Republican legislators, including state Reps Julie Calley (R-Portland), Jack O’Malley (R-Lake Ann) and Matt Hall (R-Marshall) inundated Gray with questions about Whitmer’s communication with the UIA, so much to the point Gray acknowledged their repetition.

Several times, he gave variations of the same sentiment, saying the department has had “constant communication” and has been “kept in the loop” with executive orders that impact the office.

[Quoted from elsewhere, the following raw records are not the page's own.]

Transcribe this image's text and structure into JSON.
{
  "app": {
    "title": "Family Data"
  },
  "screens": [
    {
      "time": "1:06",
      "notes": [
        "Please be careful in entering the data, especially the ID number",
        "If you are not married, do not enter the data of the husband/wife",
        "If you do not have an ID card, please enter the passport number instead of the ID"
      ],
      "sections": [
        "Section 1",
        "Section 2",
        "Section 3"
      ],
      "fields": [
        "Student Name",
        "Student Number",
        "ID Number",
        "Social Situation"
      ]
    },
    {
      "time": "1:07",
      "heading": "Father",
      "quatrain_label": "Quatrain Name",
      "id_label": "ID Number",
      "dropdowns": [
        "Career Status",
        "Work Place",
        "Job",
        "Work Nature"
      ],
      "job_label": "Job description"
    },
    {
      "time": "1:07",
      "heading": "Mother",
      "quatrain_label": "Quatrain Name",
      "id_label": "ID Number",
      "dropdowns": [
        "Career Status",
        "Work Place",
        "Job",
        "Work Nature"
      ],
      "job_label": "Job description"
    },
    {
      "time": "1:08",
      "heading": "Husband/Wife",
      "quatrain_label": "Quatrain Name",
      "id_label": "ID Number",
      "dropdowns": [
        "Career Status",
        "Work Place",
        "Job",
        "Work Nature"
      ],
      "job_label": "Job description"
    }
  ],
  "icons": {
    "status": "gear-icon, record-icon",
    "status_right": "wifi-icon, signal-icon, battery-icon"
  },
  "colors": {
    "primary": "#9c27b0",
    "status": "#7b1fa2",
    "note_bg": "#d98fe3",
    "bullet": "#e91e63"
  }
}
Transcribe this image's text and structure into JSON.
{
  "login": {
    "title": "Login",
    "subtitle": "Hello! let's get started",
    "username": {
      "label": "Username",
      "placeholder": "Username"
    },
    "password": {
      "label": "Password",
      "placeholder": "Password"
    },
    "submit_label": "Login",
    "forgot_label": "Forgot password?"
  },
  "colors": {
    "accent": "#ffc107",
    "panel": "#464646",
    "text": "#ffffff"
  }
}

“They were making decisions based on the rapidly changing health environment and they were making life and death decisions,” Gray said about Whitmer’s initial executive orders shutting down businesses. “I can’t expand any further other than to say that we were in the loop.”